§ To do
Pick out every line of the entries below where "content" occurs, and copy those lines.

---*---

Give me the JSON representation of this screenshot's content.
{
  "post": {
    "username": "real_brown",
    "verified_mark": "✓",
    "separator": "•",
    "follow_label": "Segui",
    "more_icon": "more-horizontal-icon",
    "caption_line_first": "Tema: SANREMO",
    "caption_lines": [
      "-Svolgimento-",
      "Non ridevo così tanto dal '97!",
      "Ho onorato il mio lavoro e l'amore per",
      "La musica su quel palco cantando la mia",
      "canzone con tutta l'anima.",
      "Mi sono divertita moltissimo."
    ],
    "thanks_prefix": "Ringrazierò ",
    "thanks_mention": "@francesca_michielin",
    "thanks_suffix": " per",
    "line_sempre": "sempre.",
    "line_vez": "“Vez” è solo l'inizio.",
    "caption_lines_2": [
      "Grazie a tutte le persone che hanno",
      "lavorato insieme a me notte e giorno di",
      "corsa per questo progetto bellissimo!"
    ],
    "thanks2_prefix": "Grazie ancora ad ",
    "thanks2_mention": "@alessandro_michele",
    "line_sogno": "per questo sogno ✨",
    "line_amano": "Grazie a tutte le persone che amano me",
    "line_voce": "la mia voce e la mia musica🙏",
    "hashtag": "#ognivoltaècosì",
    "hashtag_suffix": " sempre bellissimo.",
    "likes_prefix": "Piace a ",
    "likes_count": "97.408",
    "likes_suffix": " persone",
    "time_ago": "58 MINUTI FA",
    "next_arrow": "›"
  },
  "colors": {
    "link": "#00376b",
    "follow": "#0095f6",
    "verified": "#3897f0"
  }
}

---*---

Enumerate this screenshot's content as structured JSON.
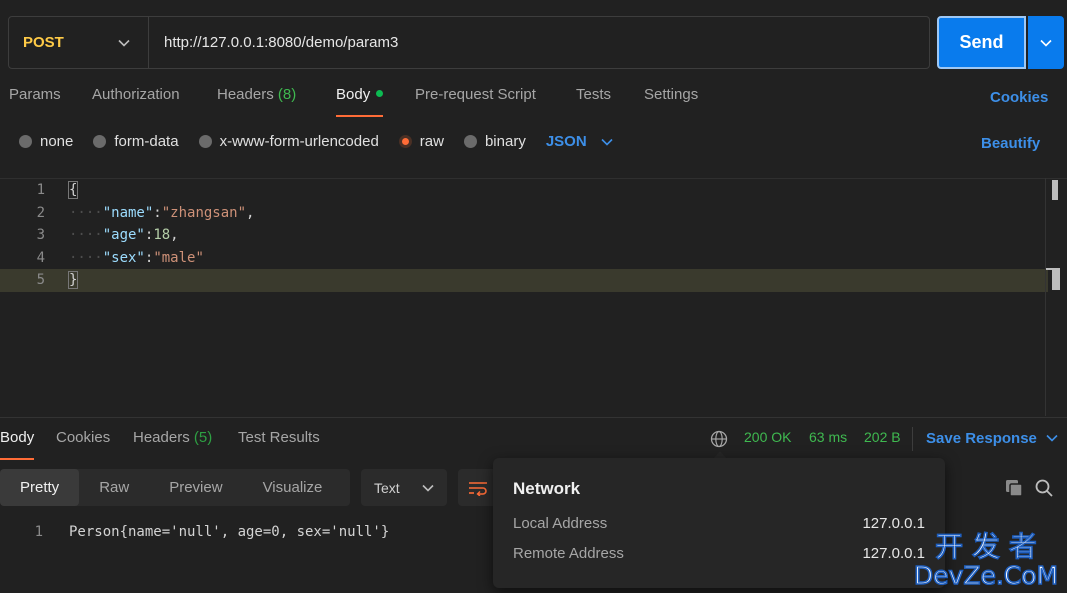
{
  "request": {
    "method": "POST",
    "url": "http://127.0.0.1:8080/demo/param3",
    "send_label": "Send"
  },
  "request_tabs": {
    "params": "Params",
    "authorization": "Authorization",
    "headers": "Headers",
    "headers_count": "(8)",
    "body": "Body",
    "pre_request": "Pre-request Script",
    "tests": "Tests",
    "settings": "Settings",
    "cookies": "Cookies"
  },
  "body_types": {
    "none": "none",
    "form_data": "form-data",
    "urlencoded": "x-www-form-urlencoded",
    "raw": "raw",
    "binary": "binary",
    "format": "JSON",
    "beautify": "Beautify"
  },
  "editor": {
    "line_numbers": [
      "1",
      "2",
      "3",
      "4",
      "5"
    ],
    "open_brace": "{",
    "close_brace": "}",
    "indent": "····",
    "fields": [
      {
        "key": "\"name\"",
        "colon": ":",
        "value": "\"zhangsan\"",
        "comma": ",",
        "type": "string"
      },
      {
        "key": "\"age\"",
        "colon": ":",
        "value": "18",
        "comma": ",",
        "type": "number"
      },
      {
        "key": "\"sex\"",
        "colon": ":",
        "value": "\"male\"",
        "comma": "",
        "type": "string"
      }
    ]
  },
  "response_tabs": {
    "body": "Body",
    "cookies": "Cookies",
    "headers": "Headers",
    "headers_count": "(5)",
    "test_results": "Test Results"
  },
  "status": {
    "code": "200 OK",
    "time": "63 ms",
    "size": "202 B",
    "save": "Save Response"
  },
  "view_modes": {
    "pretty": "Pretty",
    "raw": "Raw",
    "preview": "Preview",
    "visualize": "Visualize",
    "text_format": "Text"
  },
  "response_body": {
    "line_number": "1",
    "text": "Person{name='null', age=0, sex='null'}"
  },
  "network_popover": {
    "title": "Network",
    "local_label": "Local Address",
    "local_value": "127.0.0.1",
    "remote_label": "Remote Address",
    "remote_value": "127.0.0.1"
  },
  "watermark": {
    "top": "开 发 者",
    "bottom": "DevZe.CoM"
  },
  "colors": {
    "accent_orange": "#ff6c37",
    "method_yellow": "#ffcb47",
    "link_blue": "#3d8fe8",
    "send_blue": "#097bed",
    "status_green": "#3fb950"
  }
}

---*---

§ Result of the task
Give me the JSON representation of this screenshot's content.
Enumerate this screenshot's content as structured JSON.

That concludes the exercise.